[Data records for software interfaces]
::::
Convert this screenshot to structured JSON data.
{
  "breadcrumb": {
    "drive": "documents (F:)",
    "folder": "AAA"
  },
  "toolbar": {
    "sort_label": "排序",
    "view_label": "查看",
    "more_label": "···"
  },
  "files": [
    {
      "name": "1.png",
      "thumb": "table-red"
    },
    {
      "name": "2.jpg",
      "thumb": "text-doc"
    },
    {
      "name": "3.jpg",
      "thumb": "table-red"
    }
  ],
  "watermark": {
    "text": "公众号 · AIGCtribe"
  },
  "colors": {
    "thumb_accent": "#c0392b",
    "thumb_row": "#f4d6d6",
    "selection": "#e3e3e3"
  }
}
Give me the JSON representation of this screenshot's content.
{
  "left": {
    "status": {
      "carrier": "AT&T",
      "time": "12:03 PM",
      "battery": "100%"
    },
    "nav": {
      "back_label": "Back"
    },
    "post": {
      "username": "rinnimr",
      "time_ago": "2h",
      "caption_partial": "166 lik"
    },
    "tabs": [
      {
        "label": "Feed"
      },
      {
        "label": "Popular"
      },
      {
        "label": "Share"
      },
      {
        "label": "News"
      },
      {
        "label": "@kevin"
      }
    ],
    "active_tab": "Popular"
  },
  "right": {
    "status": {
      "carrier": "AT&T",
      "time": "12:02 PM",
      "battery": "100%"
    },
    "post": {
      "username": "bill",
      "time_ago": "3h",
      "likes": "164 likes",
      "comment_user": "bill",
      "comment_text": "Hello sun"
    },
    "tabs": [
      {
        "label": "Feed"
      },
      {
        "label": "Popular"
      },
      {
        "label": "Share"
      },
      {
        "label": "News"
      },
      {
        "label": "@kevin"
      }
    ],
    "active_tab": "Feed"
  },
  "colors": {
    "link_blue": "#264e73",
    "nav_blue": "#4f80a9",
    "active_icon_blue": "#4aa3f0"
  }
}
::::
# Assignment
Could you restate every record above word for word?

# Solved problem
Convert this screenshot to structured JSON data.
{
  "breadcrumb": {
    "drive": "documents (F:)",
    "folder": "AAA"
  },
  "toolbar": {
    "sort_label": "排序",
    "view_label": "查看",
    "more_label": "···"
  },
  "files": [
    {
      "name": "1.png",
      "thumb": "table-red"
    },
    {
      "name": "2.jpg",
      "thumb": "text-doc"
    },
    {
      "name": "3.jpg",
      "thumb": "table-red"
    }
  ],
  "watermark": {
    "text": "公众号 · AIGCtribe"
  },
  "colors": {
    "thumb_accent": "#c0392b",
    "thumb_row": "#f4d6d6",
    "selection": "#e3e3e3"
  }
}
Give me the JSON representation of this screenshot's content.
{
  "left": {
    "status": {
      "carrier": "AT&T",
      "time": "12:03 PM",
      "battery": "100%"
    },
    "nav": {
      "back_label": "Back"
    },
    "post": {
      "username": "rinnimr",
      "time_ago": "2h",
      "caption_partial": "166 lik"
    },
    "tabs": [
      {
        "label": "Feed"
      },
      {
        "label": "Popular"
      },
      {
        "label": "Share"
      },
      {
        "label": "News"
      },
      {
        "label": "@kevin"
      }
    ],
    "active_tab": "Popular"
  },
  "right": {
    "status": {
      "carrier": "AT&T",
      "time": "12:02 PM",
      "battery": "100%"
    },
    "post": {
      "username": "bill",
      "time_ago": "3h",
      "likes": "164 likes",
      "comment_user": "bill",
      "comment_text": "Hello sun"
    },
    "tabs": [
      {
        "label": "Feed"
      },
      {
        "label": "Popular"
      },
      {
        "label": "Share"
      },
      {
        "label": "News"
      },
      {
        "label": "@kevin"
      }
    ],
    "active_tab": "Feed"
  },
  "colors": {
    "link_blue": "#264e73",
    "nav_blue": "#4f80a9",
    "active_icon_blue": "#4aa3f0"
  }
}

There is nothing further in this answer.